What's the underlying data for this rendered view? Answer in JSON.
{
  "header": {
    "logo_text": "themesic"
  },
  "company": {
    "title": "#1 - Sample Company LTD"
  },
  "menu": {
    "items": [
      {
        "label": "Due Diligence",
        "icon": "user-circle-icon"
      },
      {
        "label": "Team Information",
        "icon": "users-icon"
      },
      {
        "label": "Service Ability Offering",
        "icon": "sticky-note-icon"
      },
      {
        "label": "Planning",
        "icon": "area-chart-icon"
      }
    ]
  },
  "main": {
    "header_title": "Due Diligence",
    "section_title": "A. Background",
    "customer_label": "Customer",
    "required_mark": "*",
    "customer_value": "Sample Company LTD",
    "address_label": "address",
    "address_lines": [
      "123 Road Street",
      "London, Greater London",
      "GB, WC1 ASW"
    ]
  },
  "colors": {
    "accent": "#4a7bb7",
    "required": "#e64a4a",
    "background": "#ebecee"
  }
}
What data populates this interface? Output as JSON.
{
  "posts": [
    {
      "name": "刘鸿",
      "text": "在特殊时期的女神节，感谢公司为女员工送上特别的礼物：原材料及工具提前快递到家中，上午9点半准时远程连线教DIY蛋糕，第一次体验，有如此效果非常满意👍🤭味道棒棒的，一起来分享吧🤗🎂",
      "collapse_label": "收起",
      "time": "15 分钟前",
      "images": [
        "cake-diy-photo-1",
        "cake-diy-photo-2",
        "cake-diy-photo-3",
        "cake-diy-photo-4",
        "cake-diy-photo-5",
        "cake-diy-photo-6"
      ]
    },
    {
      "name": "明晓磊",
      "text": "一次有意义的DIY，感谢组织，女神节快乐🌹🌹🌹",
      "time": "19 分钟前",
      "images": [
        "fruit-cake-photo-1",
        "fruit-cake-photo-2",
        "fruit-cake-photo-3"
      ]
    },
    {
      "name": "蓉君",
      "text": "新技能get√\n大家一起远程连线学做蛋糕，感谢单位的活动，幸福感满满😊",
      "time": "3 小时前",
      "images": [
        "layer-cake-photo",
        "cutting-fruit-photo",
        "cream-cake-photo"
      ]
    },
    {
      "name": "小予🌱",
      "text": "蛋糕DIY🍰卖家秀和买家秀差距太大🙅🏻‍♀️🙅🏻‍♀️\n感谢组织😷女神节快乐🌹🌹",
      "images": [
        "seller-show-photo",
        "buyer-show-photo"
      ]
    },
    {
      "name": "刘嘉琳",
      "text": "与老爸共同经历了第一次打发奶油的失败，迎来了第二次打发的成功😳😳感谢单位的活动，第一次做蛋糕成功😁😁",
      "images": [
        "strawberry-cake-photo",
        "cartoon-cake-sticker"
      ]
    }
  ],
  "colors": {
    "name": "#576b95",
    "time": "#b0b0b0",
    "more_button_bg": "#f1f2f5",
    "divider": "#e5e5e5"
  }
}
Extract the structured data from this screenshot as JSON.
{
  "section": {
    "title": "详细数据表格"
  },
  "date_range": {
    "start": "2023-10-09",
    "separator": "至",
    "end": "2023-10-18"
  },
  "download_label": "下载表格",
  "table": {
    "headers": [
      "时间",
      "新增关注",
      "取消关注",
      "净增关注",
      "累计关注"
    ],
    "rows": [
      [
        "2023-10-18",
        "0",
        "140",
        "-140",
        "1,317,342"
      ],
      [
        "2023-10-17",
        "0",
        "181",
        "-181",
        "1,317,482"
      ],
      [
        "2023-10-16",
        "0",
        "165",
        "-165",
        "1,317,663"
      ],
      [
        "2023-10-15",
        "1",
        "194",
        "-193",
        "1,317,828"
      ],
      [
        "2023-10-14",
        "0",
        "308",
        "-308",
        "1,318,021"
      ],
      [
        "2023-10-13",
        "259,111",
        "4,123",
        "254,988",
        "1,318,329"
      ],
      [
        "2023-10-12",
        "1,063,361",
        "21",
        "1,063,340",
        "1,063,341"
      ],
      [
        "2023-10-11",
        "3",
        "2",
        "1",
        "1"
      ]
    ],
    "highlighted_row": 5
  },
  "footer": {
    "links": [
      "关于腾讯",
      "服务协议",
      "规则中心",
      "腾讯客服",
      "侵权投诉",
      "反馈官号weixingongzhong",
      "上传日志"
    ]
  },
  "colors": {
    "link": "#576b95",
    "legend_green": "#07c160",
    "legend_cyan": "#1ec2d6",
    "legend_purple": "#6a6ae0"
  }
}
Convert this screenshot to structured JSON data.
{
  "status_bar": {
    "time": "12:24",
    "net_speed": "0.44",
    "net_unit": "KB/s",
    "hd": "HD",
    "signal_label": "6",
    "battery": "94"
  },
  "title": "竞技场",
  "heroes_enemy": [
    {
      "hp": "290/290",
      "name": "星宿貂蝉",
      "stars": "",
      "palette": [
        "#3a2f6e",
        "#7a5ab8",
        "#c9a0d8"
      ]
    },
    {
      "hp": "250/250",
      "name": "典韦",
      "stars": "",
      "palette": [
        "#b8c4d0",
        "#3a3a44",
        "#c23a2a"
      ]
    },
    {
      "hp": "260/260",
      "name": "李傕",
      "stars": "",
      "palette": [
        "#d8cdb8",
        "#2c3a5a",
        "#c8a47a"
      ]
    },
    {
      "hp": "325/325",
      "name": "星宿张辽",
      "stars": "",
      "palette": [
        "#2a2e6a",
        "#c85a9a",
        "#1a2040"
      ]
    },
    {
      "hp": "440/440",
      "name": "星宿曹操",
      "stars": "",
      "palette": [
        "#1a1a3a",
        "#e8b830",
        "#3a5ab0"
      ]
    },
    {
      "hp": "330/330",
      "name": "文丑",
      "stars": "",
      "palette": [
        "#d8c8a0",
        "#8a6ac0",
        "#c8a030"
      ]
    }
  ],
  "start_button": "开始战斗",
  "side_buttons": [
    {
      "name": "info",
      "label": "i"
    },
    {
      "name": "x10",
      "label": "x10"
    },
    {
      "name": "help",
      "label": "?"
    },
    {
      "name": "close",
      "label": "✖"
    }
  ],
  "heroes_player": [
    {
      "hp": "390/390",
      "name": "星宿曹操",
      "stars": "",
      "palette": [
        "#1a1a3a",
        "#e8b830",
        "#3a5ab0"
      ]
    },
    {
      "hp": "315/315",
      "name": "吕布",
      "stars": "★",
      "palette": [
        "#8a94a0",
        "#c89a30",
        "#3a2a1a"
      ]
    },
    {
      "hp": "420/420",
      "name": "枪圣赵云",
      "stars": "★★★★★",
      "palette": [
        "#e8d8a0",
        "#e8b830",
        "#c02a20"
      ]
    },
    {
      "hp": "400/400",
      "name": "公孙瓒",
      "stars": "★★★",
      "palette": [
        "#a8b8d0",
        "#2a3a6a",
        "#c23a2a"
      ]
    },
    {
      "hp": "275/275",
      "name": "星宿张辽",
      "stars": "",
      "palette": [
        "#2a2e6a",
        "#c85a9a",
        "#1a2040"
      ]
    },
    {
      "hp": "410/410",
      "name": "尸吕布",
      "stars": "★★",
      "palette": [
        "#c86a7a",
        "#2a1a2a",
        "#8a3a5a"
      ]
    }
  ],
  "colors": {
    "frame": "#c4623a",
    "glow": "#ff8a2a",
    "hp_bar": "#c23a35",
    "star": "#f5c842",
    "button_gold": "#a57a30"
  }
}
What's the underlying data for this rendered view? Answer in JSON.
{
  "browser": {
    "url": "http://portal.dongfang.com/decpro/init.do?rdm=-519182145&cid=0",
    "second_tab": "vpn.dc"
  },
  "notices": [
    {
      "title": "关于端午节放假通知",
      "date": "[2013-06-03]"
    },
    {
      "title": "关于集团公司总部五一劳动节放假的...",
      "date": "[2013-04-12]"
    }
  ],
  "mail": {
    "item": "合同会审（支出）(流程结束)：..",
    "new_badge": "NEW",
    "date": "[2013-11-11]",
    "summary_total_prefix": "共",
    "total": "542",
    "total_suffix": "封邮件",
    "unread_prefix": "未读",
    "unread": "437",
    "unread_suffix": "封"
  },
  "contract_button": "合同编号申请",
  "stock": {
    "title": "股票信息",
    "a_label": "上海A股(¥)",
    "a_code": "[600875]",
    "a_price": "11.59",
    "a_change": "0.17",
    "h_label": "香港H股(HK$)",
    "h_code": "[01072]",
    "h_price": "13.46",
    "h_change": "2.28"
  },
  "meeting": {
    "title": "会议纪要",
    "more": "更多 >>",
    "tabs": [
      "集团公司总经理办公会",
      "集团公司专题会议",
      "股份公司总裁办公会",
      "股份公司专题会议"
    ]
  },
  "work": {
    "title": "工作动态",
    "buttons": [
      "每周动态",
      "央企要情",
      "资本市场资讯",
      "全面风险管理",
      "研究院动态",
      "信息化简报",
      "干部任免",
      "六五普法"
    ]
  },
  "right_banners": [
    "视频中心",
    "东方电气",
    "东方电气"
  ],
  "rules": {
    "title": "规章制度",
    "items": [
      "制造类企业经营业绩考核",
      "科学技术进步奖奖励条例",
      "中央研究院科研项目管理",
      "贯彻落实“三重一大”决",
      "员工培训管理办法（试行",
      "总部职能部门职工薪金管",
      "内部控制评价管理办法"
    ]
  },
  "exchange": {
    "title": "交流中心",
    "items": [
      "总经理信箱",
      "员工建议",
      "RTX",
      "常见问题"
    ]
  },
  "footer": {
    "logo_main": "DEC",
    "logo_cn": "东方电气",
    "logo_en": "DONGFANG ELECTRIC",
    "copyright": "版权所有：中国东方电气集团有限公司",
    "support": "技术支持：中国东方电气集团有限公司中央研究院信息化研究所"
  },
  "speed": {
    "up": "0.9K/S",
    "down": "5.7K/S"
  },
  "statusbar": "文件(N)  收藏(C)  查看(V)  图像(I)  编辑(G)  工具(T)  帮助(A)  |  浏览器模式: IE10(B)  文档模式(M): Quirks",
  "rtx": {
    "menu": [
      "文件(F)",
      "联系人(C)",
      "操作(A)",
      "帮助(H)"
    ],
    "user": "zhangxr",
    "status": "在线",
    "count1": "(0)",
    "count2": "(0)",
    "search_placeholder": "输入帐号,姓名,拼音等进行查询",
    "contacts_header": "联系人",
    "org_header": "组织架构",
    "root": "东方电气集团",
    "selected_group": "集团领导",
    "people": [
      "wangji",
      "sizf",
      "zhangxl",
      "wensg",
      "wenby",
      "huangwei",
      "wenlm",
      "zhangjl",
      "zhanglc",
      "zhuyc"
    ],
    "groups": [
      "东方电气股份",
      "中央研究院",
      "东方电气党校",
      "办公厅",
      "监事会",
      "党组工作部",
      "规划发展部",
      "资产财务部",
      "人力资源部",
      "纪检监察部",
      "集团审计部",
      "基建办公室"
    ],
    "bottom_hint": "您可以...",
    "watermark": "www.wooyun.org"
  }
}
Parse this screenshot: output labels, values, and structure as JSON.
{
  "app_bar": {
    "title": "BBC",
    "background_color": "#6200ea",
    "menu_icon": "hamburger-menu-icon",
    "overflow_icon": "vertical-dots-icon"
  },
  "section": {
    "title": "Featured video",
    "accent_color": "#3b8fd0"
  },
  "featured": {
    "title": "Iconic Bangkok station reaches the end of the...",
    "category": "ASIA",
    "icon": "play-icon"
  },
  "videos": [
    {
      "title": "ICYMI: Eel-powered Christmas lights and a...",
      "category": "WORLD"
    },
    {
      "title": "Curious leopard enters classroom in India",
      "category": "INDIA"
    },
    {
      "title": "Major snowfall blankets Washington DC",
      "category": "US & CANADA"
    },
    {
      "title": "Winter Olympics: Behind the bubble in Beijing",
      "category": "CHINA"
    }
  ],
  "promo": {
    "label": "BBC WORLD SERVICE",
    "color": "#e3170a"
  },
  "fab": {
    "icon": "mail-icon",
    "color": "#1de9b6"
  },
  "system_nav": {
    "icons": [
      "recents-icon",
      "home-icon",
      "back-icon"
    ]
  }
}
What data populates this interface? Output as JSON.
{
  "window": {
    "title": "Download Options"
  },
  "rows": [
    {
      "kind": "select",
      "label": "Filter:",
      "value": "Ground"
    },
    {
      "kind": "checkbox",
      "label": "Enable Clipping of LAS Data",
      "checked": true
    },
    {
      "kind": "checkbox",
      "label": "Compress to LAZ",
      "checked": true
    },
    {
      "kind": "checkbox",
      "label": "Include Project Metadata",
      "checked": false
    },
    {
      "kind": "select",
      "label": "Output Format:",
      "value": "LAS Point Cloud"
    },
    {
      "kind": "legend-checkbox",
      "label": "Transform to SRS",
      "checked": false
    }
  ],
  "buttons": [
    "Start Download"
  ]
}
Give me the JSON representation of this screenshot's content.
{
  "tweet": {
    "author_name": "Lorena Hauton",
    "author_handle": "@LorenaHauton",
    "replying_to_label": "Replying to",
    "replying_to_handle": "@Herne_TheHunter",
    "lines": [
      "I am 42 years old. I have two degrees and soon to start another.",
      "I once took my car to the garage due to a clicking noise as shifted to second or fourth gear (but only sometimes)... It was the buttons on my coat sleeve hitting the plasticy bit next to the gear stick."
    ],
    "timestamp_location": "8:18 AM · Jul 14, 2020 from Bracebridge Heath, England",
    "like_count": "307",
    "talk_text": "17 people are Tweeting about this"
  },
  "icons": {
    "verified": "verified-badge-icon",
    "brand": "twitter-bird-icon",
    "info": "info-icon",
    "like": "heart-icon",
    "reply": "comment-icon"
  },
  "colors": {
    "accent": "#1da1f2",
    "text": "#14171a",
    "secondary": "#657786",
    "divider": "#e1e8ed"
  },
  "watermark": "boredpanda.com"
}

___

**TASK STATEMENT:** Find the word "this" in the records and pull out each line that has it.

**OUTPUT BELOW:**
What's the underlying data for this rendered view? Answer in JSON.
What data populates this interface? Output as JSON.
Extract the structured data from this screenshot as JSON.
Convert this screenshot to structured JSON data.
What's the underlying data for this rendered view? Answer in JSON.
Parse this screenshot: output labels, values, and structure as JSON.
What data populates this interface? Output as JSON.
Give me the JSON representation of this screenshot's content.
    "talk_text": "17 people are Tweeting about this"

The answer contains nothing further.